(UN)COVERED is a youth-led photography project and travelling exhibit that addressed sexism and Islamophobia through portraits of different female head coverings. Conceptualized, created and curated by young women who cover their heads, the exhibit amplified voices and experiences that are too often silenced in the community.


Nations and Migrations Film Series / Comfortable Truths Campaign
Location: Montreal, Quebec; Toronto, Ontario; Halifax, Nova Scotia; Vancouver, British Columbia
Nations and Migrations involved four ‘groundswell’ screenings of documentaries focused on themes of nationhood, immigration and belonging. The campaign engaged over 2,000 people (mainly aged 18-34) to discover, learn from, and be inspired by diverse perspectives related to Canadian nationhood, immigration and belonging. Screening events engaged audiences in discussion and activation and were amplified through a social media campaign entitled ‘Comfortable Truths’, which engaged Cinema Politica’s extensive network of young activists.

Reconciliatory-enhanced National Film + Video Tour, Workshops and Discourse
Location: National
$40,000 x 3 Years
This grant is helping enhance and frame imagineNATIVE’s annual national Film + Video Tour to present, develop work and dialogue around reconciliatory-themed content. Content will be activated in annual cycles that engage both Indigenous and non-Indigenous public in screenings, talks and presentations at local, national, and digitally global platforms, over a three year period to expand the tour and engage both Indigenous and non-Indigenous audiences and young filmmakers across Canada in dialogue sparked by “reconciliatory-themed” media content.

Stories for Reconciliation
Location: National
This CRE 18 month arts-based reconciliation project engages 10 teams of Indigenous and non-Indigenous youth who create segments pieced together to produce a national Story Blanket art piece. Each segment represents different themes of reconciliation and solidarity. The whole process is documented through social media and a final documentary.

Terrain of Thought
Terrain of Thought catalyzed country-wide, transformational, participatory inter-cultural arts practices to support (Re)conciliation.This was done by placing young emerging community arts leaders across regions and cultures within impactful projects of Jumblies and partners; providing orientation and mentorship; and holding a gathering to enhance experiences, relationships, and collaborations.

The Sidra Project
Location: Toronto, Ontario
The Sidra Project used new virtual reality technology and a community engagement process to build empathy and support for refugees and resettlement. This collaboration between United Nations and Artscape invited citizens from diverse backgrounds to invest an hour of time to build support for refugee resettlement efforts.
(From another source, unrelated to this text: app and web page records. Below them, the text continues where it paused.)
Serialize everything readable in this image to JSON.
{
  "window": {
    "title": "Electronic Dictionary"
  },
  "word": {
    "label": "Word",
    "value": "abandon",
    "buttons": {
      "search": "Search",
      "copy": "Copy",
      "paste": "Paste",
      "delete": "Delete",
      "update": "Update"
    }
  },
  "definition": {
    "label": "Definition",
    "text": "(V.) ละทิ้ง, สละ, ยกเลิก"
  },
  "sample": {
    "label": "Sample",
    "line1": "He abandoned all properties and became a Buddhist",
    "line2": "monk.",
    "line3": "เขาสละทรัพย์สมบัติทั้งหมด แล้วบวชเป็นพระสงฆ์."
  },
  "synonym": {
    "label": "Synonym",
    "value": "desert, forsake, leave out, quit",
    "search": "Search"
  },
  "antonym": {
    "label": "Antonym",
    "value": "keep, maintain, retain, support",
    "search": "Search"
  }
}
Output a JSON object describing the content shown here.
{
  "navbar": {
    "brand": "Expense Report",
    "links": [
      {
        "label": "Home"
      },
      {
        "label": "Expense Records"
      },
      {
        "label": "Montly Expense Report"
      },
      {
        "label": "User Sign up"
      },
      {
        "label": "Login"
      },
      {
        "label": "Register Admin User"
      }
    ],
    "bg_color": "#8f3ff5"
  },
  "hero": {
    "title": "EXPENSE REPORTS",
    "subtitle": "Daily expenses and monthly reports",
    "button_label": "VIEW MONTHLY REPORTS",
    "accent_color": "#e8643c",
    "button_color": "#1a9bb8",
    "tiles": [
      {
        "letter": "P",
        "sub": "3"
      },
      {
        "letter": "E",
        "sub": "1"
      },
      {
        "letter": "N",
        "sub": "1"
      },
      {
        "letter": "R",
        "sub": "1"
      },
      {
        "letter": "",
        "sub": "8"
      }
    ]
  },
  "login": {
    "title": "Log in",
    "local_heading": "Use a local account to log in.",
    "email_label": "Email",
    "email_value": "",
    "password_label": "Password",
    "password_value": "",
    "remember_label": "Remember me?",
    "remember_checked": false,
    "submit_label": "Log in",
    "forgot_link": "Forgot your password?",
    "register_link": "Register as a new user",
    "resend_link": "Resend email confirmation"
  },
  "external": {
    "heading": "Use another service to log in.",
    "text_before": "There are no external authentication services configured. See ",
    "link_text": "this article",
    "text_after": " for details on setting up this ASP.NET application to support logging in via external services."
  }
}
Understanding Media Portrayals of Islam & Muslims + How to Tell Your Own Story
Location: Montreal, Quebec; Calgary, Alberta; Ottawa, Ontario; Winnipeg, Manitoba
This grant enabled NCCM to workshop an evolving youth-focused media literacy toolkit aiming to support young people in identifying Islamophobic stereotypes in mainstream media and support them with skills to shift narratives. NCCM engaged groups of young people aged 16-30 in 4 cities: Montreal, Calgary, Ottawa, and Winnipeg.